For the larger publishers and most hyped projects I don’t expect this will have much effect, their top line may be slightly lower but they will still do well. For everyone else, a new challenge has been created and I advise you to proceed with caution.
In the months to come a battle will begin and all 3 platforms are likely to make offers to tempt you onto their platform. You may see reduced fees, perhaps free promotion, or other benefits being offered and it’s going to be difficult to navigate.
When choosing a platform, don’t let the offerings be the deciding factor. Look at the projects on the platform, look for games similar to your own, for creators similar to you. To succeed moving forward you’ll need to research each platform close to when you launch and find the one that best suits your needs.
I look forward to seeing how the crowdfunding world changes over the next 12 months as a new era for board games begins.
Frank West is a gamer and designer based in Bristol, UK. He published his first board game, The City of Kings, in 2018 and now works on other games and organising events in the local area. His goal? To design and publish games focusing on immersive themes, fun mechanics and beautiful components.
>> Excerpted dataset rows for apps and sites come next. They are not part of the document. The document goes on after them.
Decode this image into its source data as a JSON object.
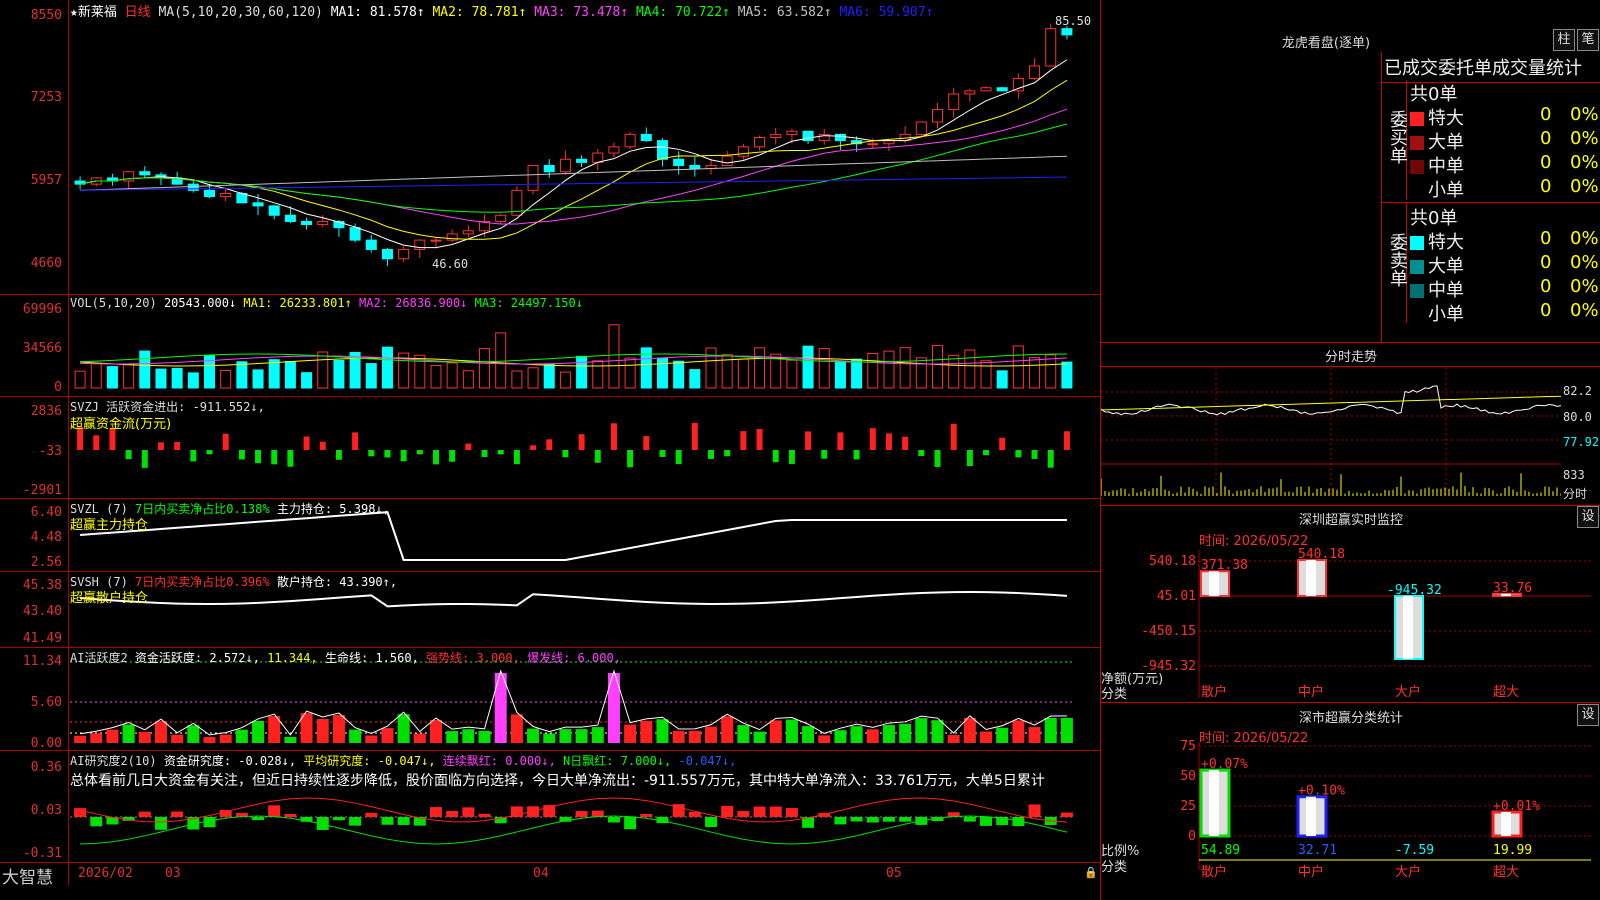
{
  "app_name": "大智慧",
  "stock": {
    "name": "★新莱福",
    "period": "日线"
  },
  "main_chart": {
    "ma_header": "MA(5,10,20,30,60,120)",
    "ma": [
      {
        "label": "MA1: 81.578↑",
        "color": "#ffffff"
      },
      {
        "label": "MA2: 78.781↑",
        "color": "#ffff00"
      },
      {
        "label": "MA3: 73.478↑",
        "color": "#ff40ff"
      },
      {
        "label": "MA4: 70.722↑",
        "color": "#00ff00"
      },
      {
        "label": "MA5: 63.582↑",
        "color": "#c0c0c0"
      },
      {
        "label": "MA6: 59.907↑",
        "color": "#2020ff"
      }
    ],
    "y_ticks": [
      "8550",
      "7253",
      "5957",
      "4660"
    ],
    "hi_label": "85.50",
    "lo_label": "46.60"
  },
  "vol": {
    "header": "VOL(5,10,20)",
    "value": "20543.000↓",
    "ma": [
      {
        "label": "MA1: 26233.801↑",
        "color": "#ffff00"
      },
      {
        "label": "MA2: 26836.900↓",
        "color": "#ff40ff"
      },
      {
        "label": "MA3: 24497.150↓",
        "color": "#00ff00"
      }
    ],
    "y_ticks": [
      "69996",
      "34566",
      "0"
    ]
  },
  "svzj": {
    "line1": "SVZJ  活跃资金进出: -911.552↓,",
    "line2": "超赢资金流(万元)",
    "y_ticks": [
      "2836",
      "-33",
      "-2901"
    ]
  },
  "svzl": {
    "l1": "SVZL (7)",
    "l2": "7日内买卖净占比0.138%",
    "l3": "主力持仓: 5.398↓,",
    "line2": "超赢主力持仓",
    "y_ticks": [
      "6.40",
      "4.48",
      "2.56"
    ]
  },
  "svsh": {
    "l1": "SVSH (7)",
    "l2": "7日内买卖净占比0.396%",
    "l3": "散户持仓: 43.390↑,",
    "line2": "超赢散户持仓",
    "y_ticks": [
      "45.38",
      "43.40",
      "41.49"
    ]
  },
  "ai_act": {
    "l1": "AI活跃度2",
    "l2": "资金活跃度: 2.572↓,",
    "l3": "11.344,",
    "l4": "生命线: 1.560,",
    "l5": "强势线: 3.000,",
    "l6": "爆发线: 6.000,",
    "y_ticks": [
      "11.34",
      "5.60",
      "0.00"
    ]
  },
  "ai_res": {
    "l1": "AI研究度2(10)",
    "l2": "资金研究度: -0.028↓,",
    "l3": "平均研究度: -0.047↓,",
    "l4": "连续飘红: 0.000↓,",
    "l5": "N日飘红: 7.000↓,",
    "l6": "-0.047↓,",
    "comment": "总体看前几日大资金有关注，但近日持续性逐步降低，股价面临方向选择，今日大单净流出：-911.557万元，其中特大单净流入：33.761万元，大单5日累计",
    "y_ticks": [
      "0.36",
      "0.03",
      "-0.31"
    ]
  },
  "date_axis": [
    "2026/02",
    "03",
    "04",
    "05"
  ],
  "dragon": {
    "title": "龙虎看盘(逐单)",
    "btn_zhu": "柱",
    "btn_bi": "笔",
    "table_title": "已成交委托单成交量统计",
    "buy_side": "委买单",
    "sell_side": "委卖单",
    "buy_total": "共0单",
    "sell_total": "共0单",
    "rows_buy": [
      {
        "name": "特大",
        "val": "0",
        "pct": "0%",
        "color": "#ff2020"
      },
      {
        "name": "大单",
        "val": "0",
        "pct": "0%",
        "color": "#a01010"
      },
      {
        "name": "中单",
        "val": "0",
        "pct": "0%",
        "color": "#700808"
      },
      {
        "name": "小单",
        "val": "0",
        "pct": "0%",
        "color": ""
      }
    ],
    "rows_sell": [
      {
        "name": "特大",
        "val": "0",
        "pct": "0%",
        "color": "#00ffff"
      },
      {
        "name": "大单",
        "val": "0",
        "pct": "0%",
        "color": "#009090"
      },
      {
        "name": "中单",
        "val": "0",
        "pct": "0%",
        "color": "#007070"
      },
      {
        "name": "小单",
        "val": "0",
        "pct": "0%",
        "color": ""
      }
    ]
  },
  "intraday": {
    "title": "分时走势",
    "y_ticks": [
      "82.2",
      "80.0",
      "77.92"
    ],
    "vol_tick": "833",
    "vol_label": "分时"
  },
  "monitor": {
    "title": "深圳超赢实时监控",
    "btn": "设",
    "time": "时间: 2026/05/22",
    "y_ticks": [
      "540.18",
      "45.01",
      "-450.15",
      "-945.32"
    ],
    "unit": "净额(万元)",
    "cat_label": "分类",
    "bars": [
      {
        "cat": "散户",
        "value": "371.38"
      },
      {
        "cat": "中户",
        "value": "540.18"
      },
      {
        "cat": "大户",
        "value": "-945.32"
      },
      {
        "cat": "超大",
        "value": "33.76"
      }
    ]
  },
  "classify": {
    "title": "深市超赢分类统计",
    "btn": "设",
    "time": "时间: 2026/05/22",
    "y_ticks": [
      "75",
      "50",
      "25",
      "0"
    ],
    "unit": "比例%",
    "cat_label": "分类",
    "bars": [
      {
        "cat": "散户",
        "top": "+0.07%",
        "bottom": "54.89"
      },
      {
        "cat": "中户",
        "top": "+0.10%",
        "bottom": "32.71"
      },
      {
        "cat": "大户",
        "top": "",
        "bottom": "-7.59"
      },
      {
        "cat": "超大",
        "top": "+0.01%",
        "bottom": "19.99"
      }
    ]
  }
}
If you have any questions or would just like a chat, feel free to get in touch at any time!
29th June 2022 at 1:49 pm
do you think there could be a way of using the three platform at the same time for a campaign(s)?
30th June 2022 at 4:55 pm
I don’t think it would be viable to run campaigns on more than one platform at the same time, and while I haven’t read through all the T&C’s of the three platforms in detail – I would imagine they may not want you doing it either.
The only workable option would be to run the campaign on one platform and use another as the pledge manager, as this still gives you access to 2 of the 3 platforms audiences.
8th July 2022 at 7:53 pm
Perhaps a solution to the problem of backers spreading out, would be an engine like the ones I see for computer games: These engines list offers from multiple game sites, without having any relation to them (as far as I know), so, when you want to find the best price for something, you enter the name, and they list all available offers.
Something similar could be done for board games. Not with names of course, but with criteria. Sort of like the criteria Kickstarter’s search engine has right now. At least this way, all creators would be sure that their work has a chance of being found out.
Of course, such an engine should be made by a third party, and not any of the platforms (for obvious reasons). This is the tricky part. Will there be someone who will be interested in doing something like that?
Just a thought…
an Isle of Cats fanatic
11th July 2022 at 11:34 am
I think something like this will need to happen in the future if these upcoming platforms succeed, and I wouldn’t be surprised if someone was already working on it.
It still wouldn’t solve the whole problem, as the general hobbyist who doesn’t dig too deep into crowdfunding is unlikely to ever find it, but it’s certainly a benefit for frequent backers.